The legacy of former Fellow and Honorary Fellow Professor Anne Hudson remains strong at LMH as we welcome graduate student Charlotte Ross, the first recipient of the Anne Hudson Scholarship, to the College.
Professor Hudson left a £2.6 million legacy to the English Faculty to endow scholarships for graduate students working on Middle English. The Anne Hudson Scholarship, based at LMH, and the Pamela Gradon Scholarship, based at St Hugh’s College, are the first two doctoral scholarships to be awarded from this legacy.
Professor Hudson also left a direct legacy to the College, which was used to match funding from the English Faculty to create the fully-endowed Anne Hudson Scholarship.
Charlotte Ross, whose DPhil research will focus on the manuscripts of Thomas Hoccleve’s longest and most famous work, The Regiment of Princes, is the first holder of the Anne Hudson Scholarship. She joined LMH this autumn and has been settling into her course.
Talking about the impact of Professor Hudson’s legacy, Charlotte said:
“I am both honoured and deeply grateful to be the first recipient of Professor Anne Hudson's scholarship. It is a privilege to be associated with Professor Hudson's legacy, not only for her ground-breaking work on medieval literary culture, but also for her eminence as a distinguished female academic. My own research concerns the transmission and circulation of medieval manuscripts in late medieval England, and I owe a sincere debt of gratitude to her generous funding, and to the English Faculty, for enabling me to complete my studies at Oxford.”
The Pamela Gradon scholarship, named for Professor Hudson’s tutor, colleague, friend and close collaborator, is based at St Hugh’s College.

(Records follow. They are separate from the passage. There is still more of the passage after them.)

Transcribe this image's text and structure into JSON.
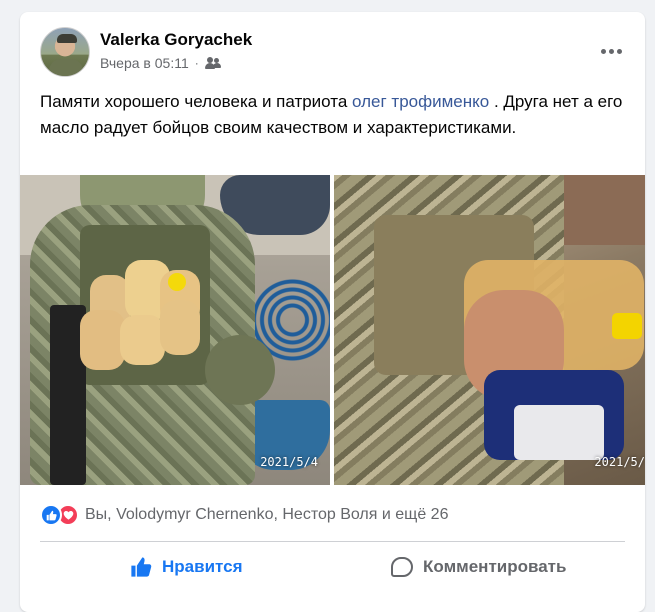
{
  "post": {
    "author": "Valerka Goryachek",
    "time": "Вчера в 05:11",
    "time_sep": "·",
    "audience_icon": "friends-icon",
    "more_icon": "more-options-icon",
    "text_part1": "Памяти хорошего человека и патриота ",
    "mention": "олег трофименко",
    "text_part2": " . Друга нет а его масло радует бойцов своим качеством и характеристиками.",
    "photos": [
      {
        "timestamp": "2021/5/4"
      },
      {
        "timestamp": "2021/5/"
      }
    ]
  },
  "reactions": {
    "icons": [
      "like-reaction-icon",
      "love-reaction-icon"
    ],
    "summary": "Вы, Volodymyr Chernenko, Нестор Воля и ещё 26"
  },
  "actions": {
    "like_label": "Нравится",
    "comment_label": "Комментировать"
  },
  "colors": {
    "accent": "#1877f2",
    "love": "#f33e58",
    "secondary_text": "#65676b",
    "mention": "#385898",
    "background": "#f0f2f5"
  }
}
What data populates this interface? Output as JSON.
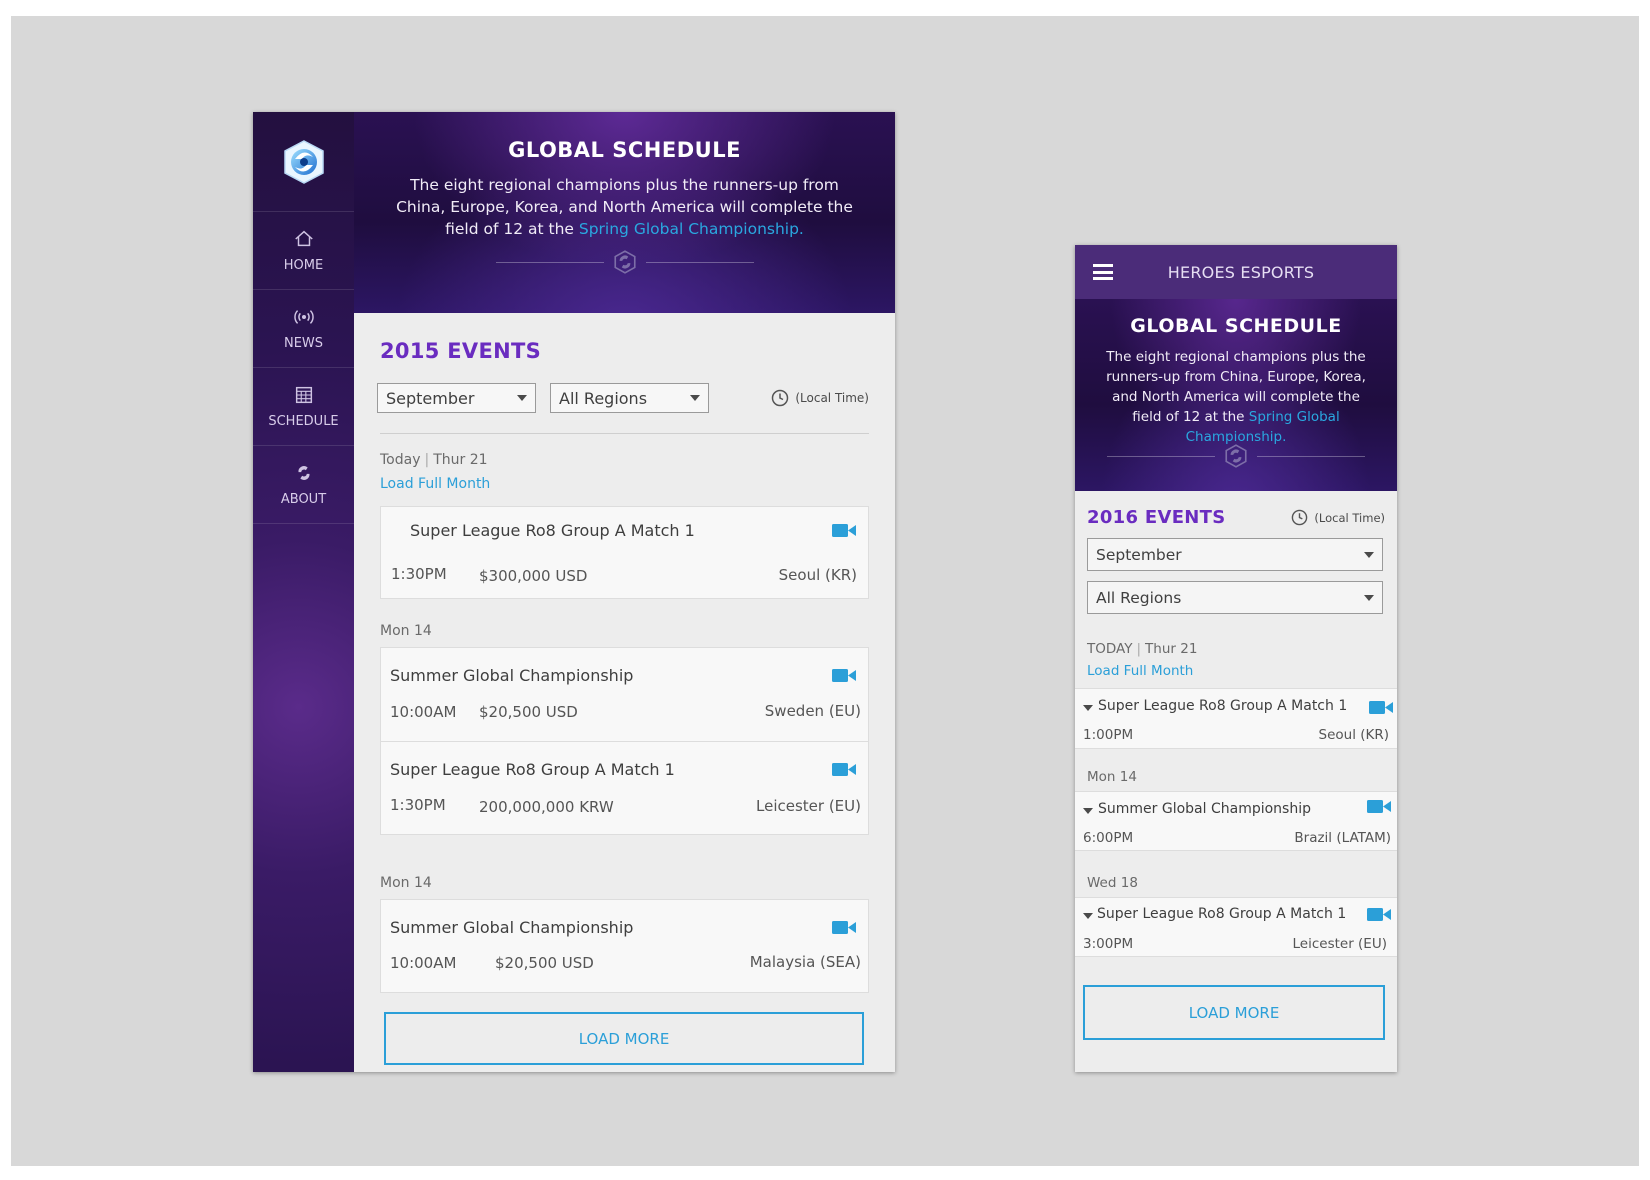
{
  "desktop": {
    "nav": [
      {
        "label": "HOME",
        "icon": "home-icon"
      },
      {
        "label": "NEWS",
        "icon": "broadcast-icon"
      },
      {
        "label": "SCHEDULE",
        "icon": "calendar-icon"
      },
      {
        "label": "ABOUT",
        "icon": "heroes-logo-icon"
      }
    ],
    "hero": {
      "title": "GLOBAL SCHEDULE",
      "body": "The eight regional champions plus the runners-up from China, Europe, Korea, and North America will complete the field of 12 at the ",
      "link": "Spring Global Championship."
    },
    "events_title": "2015 EVENTS",
    "filters": {
      "month": "September",
      "region": "All Regions",
      "local_time": "(Local Time)"
    },
    "today": {
      "label": "Today",
      "date": "Thur 21",
      "load_full_month": "Load Full Month"
    },
    "groups": [
      {
        "label": "",
        "events": [
          {
            "name": "Super League Ro8 Group A Match 1",
            "time": "1:30PM",
            "prize": "$300,000 USD",
            "location": "Seoul (KR)"
          }
        ]
      },
      {
        "label": "Mon 14",
        "events": [
          {
            "name": "Summer Global Championship",
            "time": "10:00AM",
            "prize": "$20,500 USD",
            "location": "Sweden (EU)"
          },
          {
            "name": "Super League Ro8 Group A Match 1",
            "time": "1:30PM",
            "prize": "200,000,000 KRW",
            "location": "Leicester (EU)"
          }
        ]
      },
      {
        "label": "Mon 14",
        "events": [
          {
            "name": "Summer Global Championship",
            "time": "10:00AM",
            "prize": "$20,500 USD",
            "location": "Malaysia (SEA)"
          }
        ]
      }
    ],
    "load_more": "LOAD MORE"
  },
  "mobile": {
    "app_title": "HEROES ESPORTS",
    "hero": {
      "title": "GLOBAL SCHEDULE",
      "body": "The eight regional champions plus the runners-up from China, Europe, Korea, and North America will complete the field of 12 at the ",
      "link": "Spring Global Championship."
    },
    "events_title": "2016 EVENTS",
    "local_time": "(Local Time)",
    "filters": {
      "month": "September",
      "region": "All Regions"
    },
    "today": {
      "label": "TODAY",
      "date": "Thur 21",
      "load_full_month": "Load Full Month"
    },
    "events": [
      {
        "day": "",
        "name": "Super League Ro8 Group A Match 1",
        "time": "1:00PM",
        "location": "Seoul (KR)"
      },
      {
        "day": "Mon 14",
        "name": "Summer Global Championship",
        "time": "6:00PM",
        "location": "Brazil (LATAM)"
      },
      {
        "day": "Wed 18",
        "name": "Super League Ro8 Group A Match 1",
        "time": "3:00PM",
        "location": "Leicester (EU)"
      }
    ],
    "load_more": "LOAD MORE"
  },
  "colors": {
    "accent_blue": "#2b9fd8",
    "title_purple": "#6a2cc0",
    "nav_purple": "#2b1452",
    "header_purple": "#4b2c79"
  }
}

You can read more about the first recipient, Hanna Baker, on the English Faculty website.